Origin of presuming
verb (used with object), pre·sumed, pre·sum·ing.
verb (used without object), pre·sumed, pre·sum·ing.
Origin of presume
Synonyms for presume
Examples from the Web for presuming
Contemporary Examples of presuming
Presuming his demographic is largely the same as what it was when he was at Fox, they are not wealthy people.Glenn Beck Is Now Selling Hipster Clothes. Really.
Ana Marie Cox
December 20, 2014
One of the mobs caught Dr. Saptal Singh, beat him unconscious—and presuming him dead—threw his body off a train.As 30-Year Anniversary of Mass Killings in India Arrives, Sikhs Find Safety in USA
Simran Jeet Singh
October 31, 2014
Presuming to interpret and explain events to an elite readership also risked alienating clients.How the News Business Found Its Footing
June 22, 2014
Presuming the bill clears the 60-vote hurdle on Monday, it will face a number of obstacles before becoming law.Equal Rights Showdown in the Senate With Historic ENDA Vote
November 4, 2013
Presuming it to be a private passenger bus, the 23-year-old woman reportedly boarded the bus with a male friend at 9:15 p.m.Heinous Bus Gang-Rape Outrages India
December 19, 2012
Historical Examples of presuming
But I did none of these things—that is, nothing Paul Pryish or presuming.The Underdog
F. Hopkinson Smith
Galusha Cabot Bangs was not a presuming person and he was troubled.Galusha the Magnificent
Joseph C. Lincoln
It would be presuming to say that it is a permanent improvement.The Goat-gland Transplantation
Sydney B. Flower
I was presuming upon a past which has no relation to the present.Lord Kilgobbin
You won't think I'm presuming on our slight acquaintanceship?'A Great Man
Word Origin for presume

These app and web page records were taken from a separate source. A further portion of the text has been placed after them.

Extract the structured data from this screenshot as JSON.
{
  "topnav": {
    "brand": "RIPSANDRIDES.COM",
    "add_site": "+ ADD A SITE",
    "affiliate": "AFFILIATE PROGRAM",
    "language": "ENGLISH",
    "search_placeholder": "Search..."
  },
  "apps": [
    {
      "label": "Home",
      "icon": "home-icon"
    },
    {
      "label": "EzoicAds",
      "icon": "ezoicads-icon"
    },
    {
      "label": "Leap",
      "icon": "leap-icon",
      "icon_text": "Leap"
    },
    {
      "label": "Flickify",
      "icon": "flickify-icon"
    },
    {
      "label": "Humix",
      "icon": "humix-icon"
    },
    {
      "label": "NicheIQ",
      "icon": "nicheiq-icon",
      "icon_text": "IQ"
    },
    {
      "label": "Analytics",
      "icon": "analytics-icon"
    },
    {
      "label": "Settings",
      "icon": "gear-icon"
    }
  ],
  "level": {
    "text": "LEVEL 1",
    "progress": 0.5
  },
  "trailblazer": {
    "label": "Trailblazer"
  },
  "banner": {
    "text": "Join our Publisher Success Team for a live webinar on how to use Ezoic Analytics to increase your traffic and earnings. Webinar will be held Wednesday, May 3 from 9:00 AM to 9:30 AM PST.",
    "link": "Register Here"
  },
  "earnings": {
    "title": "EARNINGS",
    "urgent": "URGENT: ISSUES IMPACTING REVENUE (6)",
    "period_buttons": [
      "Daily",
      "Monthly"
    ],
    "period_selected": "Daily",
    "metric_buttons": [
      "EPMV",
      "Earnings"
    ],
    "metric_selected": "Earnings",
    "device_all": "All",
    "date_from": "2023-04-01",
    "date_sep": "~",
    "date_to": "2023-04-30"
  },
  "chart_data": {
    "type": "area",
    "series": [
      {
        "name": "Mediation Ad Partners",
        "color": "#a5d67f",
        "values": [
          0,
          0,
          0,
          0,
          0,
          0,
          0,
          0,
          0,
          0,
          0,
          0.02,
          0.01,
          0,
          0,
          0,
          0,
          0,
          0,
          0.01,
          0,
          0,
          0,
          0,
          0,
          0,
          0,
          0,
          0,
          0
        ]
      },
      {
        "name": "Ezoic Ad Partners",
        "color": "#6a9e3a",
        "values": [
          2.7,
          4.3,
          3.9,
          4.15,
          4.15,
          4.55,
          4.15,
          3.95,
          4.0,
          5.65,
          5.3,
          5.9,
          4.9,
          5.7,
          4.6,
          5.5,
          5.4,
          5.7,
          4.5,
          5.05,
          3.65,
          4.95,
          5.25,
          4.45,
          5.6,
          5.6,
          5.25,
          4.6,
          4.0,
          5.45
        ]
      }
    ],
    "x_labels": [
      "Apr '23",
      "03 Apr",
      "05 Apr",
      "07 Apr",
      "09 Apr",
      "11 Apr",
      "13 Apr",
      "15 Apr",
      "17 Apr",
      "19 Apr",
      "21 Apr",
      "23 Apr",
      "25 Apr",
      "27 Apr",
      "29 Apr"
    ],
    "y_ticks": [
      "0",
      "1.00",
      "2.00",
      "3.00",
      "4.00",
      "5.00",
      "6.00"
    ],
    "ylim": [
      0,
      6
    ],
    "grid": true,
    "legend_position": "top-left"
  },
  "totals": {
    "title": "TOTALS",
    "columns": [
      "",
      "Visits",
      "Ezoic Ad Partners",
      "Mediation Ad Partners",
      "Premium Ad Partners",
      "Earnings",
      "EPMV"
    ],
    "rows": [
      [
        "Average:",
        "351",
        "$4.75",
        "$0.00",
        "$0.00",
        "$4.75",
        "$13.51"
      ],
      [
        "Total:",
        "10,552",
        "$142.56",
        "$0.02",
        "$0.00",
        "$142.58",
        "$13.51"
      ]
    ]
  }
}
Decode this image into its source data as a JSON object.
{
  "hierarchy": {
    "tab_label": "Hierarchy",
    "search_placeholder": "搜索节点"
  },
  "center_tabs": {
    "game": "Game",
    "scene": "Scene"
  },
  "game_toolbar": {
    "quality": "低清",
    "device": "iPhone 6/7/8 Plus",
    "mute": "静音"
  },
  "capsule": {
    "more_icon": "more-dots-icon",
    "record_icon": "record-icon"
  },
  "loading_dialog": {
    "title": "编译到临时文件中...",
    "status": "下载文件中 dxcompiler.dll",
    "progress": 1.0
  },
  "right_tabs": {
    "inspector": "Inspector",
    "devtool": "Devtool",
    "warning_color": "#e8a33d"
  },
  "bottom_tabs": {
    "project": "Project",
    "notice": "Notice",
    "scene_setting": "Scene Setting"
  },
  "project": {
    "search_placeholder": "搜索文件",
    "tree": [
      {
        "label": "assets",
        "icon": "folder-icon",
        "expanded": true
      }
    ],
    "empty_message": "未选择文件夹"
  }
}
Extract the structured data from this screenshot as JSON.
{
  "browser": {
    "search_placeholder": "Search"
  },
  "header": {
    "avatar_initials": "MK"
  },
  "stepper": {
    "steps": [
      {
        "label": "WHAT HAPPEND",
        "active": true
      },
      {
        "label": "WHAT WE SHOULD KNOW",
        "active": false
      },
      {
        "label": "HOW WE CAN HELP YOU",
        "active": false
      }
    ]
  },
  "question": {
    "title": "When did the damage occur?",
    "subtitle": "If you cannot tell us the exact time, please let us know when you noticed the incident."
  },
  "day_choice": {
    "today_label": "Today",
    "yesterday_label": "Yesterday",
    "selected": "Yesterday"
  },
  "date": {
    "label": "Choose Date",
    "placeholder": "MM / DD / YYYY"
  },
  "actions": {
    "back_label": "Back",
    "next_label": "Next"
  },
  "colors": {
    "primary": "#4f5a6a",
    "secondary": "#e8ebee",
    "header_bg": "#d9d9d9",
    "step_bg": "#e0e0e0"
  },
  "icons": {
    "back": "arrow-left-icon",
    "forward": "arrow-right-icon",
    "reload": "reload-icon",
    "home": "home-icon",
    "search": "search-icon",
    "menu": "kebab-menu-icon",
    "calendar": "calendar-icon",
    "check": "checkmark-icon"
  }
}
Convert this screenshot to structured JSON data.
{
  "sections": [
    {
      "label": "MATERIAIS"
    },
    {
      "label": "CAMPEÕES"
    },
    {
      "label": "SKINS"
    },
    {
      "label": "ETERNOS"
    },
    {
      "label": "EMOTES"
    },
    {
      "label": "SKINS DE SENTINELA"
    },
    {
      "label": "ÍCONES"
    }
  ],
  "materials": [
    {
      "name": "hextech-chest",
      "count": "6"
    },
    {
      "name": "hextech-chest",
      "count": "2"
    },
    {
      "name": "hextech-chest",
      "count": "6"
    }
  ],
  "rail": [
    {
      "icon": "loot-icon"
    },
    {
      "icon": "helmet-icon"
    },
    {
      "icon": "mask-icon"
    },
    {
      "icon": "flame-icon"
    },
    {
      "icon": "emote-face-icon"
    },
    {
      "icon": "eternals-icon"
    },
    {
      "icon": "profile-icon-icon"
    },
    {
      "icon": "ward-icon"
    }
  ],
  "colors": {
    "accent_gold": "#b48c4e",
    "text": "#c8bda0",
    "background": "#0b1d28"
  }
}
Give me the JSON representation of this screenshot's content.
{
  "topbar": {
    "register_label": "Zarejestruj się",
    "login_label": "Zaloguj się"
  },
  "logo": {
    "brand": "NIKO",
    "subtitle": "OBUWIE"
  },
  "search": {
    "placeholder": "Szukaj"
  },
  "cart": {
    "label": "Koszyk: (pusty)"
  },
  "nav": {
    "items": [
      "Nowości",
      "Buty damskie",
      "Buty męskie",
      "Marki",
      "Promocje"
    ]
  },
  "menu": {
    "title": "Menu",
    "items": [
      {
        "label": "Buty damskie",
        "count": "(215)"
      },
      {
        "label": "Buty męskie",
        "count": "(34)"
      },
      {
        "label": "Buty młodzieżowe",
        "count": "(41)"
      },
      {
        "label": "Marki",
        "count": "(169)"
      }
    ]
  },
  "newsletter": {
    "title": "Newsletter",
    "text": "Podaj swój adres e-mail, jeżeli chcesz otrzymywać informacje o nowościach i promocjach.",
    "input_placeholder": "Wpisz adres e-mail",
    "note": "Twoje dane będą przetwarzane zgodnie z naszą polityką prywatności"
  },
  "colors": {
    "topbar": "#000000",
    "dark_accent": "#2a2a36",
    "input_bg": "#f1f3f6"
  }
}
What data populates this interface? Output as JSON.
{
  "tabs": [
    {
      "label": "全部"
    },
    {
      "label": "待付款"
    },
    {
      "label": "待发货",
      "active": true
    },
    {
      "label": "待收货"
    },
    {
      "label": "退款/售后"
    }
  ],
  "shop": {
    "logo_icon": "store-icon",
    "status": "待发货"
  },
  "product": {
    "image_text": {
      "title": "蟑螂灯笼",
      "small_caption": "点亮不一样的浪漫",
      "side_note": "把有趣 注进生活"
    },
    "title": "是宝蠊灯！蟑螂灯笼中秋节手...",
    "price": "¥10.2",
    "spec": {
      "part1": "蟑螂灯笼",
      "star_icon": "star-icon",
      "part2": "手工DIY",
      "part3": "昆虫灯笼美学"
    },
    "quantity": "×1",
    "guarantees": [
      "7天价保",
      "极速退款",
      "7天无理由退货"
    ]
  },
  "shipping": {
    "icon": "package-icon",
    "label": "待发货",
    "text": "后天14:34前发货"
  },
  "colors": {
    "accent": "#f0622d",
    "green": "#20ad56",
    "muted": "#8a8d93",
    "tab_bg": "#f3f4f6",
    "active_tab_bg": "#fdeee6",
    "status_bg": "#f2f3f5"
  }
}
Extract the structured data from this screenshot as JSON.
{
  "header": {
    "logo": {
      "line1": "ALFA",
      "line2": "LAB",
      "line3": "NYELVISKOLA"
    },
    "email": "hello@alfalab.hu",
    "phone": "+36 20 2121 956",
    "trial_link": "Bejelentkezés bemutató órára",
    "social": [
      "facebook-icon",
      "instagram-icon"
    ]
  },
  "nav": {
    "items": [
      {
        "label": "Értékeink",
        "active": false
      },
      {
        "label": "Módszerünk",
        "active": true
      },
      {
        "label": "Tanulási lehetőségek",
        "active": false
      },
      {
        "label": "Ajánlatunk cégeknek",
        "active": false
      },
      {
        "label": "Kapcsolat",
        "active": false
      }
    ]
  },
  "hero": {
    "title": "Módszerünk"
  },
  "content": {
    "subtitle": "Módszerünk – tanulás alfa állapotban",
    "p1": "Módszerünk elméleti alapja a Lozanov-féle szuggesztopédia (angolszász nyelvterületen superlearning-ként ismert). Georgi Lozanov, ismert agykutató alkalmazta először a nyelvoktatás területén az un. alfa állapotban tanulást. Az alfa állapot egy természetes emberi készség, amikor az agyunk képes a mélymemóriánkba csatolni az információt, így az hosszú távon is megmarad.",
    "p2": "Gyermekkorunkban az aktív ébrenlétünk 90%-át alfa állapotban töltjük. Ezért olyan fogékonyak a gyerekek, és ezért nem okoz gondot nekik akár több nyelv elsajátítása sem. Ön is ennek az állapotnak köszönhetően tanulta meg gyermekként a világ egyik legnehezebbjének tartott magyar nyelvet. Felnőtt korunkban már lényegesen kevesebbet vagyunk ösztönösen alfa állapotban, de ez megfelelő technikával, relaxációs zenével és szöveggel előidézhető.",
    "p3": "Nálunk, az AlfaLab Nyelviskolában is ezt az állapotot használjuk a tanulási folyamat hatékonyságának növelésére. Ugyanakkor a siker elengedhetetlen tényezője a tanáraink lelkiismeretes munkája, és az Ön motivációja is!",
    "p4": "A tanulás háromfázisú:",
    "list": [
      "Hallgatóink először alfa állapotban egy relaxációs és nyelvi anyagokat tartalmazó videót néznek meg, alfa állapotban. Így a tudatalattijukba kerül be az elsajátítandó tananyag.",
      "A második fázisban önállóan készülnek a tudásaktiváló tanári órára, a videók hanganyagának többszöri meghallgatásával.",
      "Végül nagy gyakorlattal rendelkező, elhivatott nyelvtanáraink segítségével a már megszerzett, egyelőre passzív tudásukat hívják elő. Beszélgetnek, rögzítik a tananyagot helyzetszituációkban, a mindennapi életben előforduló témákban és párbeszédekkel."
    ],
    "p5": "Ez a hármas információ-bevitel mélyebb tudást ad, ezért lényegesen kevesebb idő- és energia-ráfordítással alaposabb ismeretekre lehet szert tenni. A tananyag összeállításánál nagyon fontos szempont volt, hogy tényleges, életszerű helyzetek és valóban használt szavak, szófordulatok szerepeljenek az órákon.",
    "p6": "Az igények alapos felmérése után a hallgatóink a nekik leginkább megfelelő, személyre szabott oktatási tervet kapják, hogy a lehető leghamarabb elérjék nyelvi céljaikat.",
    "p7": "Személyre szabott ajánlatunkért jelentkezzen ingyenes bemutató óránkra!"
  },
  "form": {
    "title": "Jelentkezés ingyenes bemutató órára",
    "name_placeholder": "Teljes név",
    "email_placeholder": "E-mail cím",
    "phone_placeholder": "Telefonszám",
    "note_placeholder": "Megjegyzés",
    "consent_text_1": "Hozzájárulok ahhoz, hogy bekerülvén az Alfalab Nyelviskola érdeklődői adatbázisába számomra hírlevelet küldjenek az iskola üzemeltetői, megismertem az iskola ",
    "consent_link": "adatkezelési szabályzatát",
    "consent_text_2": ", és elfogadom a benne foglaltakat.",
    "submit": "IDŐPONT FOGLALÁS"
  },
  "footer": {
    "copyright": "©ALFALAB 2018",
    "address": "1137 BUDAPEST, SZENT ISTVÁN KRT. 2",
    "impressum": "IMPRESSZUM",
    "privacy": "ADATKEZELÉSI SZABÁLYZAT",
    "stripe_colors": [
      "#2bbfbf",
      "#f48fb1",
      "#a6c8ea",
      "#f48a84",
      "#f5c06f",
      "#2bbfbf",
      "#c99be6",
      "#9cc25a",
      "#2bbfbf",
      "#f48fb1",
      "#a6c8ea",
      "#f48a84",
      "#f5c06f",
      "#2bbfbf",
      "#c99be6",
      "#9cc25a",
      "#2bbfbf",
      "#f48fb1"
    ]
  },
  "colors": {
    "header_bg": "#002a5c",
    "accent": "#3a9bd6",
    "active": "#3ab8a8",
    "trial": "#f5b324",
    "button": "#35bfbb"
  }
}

late 14c., "to take upon oneself, to take liberty," also "to take for granted, presuppose," especially overconfidently, from Old French presumer (12c.) and directly from Latin praesumere "anticipate," in Late Latin, "assume" (see presumption). Related: Presumed; presumedly; presuming.